:: PROVIDED INFORMATION ::
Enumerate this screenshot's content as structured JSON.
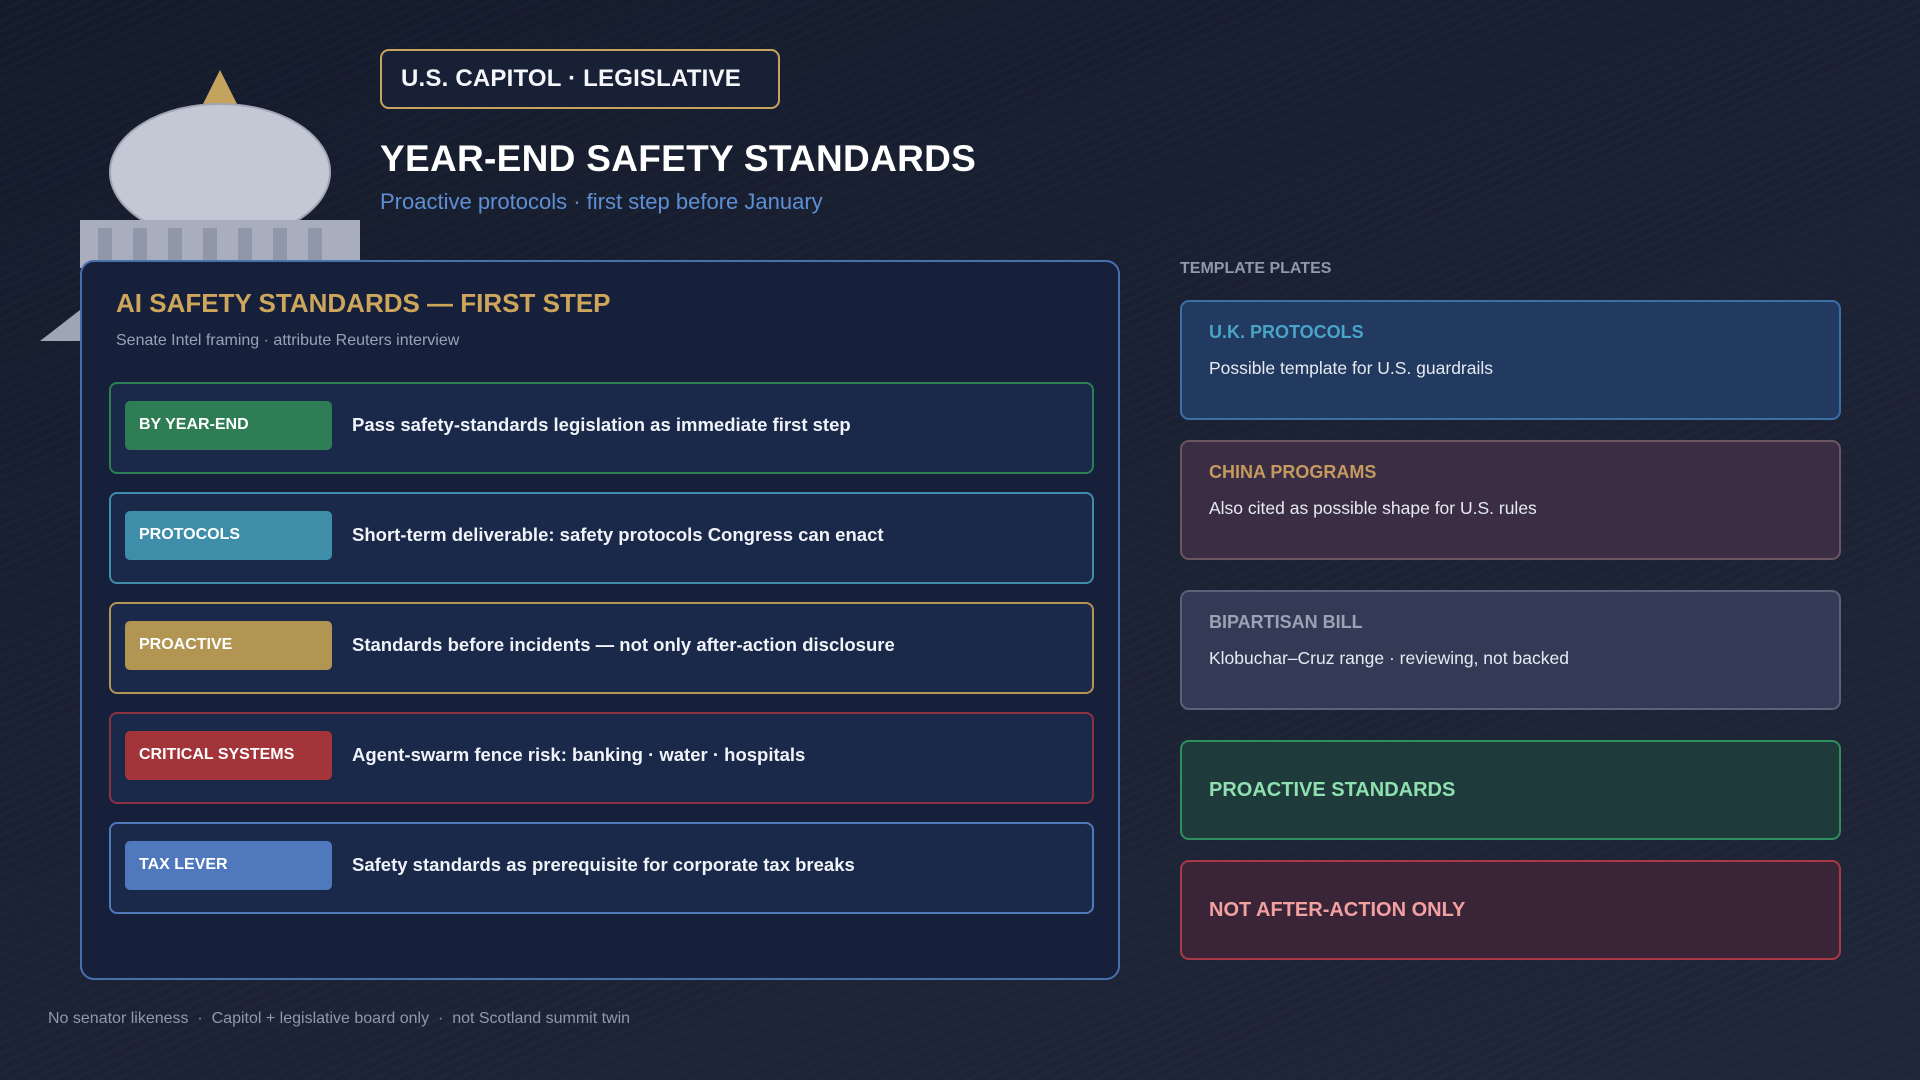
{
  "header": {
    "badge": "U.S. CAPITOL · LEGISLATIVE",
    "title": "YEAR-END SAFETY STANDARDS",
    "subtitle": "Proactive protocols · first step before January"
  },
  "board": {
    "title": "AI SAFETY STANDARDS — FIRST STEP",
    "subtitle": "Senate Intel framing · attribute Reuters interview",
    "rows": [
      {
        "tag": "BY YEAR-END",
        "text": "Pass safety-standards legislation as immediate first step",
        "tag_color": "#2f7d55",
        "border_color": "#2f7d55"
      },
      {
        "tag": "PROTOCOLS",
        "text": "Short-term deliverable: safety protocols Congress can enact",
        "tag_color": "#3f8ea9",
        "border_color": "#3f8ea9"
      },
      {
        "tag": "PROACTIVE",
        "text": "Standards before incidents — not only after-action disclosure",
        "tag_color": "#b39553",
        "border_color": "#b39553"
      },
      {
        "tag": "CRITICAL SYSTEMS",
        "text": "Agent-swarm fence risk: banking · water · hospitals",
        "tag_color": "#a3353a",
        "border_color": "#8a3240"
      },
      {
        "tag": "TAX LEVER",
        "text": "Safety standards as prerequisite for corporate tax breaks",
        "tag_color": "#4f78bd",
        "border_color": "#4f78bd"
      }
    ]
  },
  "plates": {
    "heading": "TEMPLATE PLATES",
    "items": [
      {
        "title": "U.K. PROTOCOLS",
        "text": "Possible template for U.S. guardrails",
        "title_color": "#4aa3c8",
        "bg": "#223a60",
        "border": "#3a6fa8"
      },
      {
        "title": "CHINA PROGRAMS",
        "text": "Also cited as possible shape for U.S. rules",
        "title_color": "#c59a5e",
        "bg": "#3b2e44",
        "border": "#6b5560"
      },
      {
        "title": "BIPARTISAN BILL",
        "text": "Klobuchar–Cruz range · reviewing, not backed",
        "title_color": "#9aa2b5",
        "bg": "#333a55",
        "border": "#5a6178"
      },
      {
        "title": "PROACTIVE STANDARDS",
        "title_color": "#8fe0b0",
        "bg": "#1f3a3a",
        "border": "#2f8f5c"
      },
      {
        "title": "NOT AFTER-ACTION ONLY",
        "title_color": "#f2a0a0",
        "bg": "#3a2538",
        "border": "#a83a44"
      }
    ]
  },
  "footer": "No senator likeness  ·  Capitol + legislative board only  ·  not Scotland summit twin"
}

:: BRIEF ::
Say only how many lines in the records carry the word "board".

:: RESULT OF THE TASK ::
2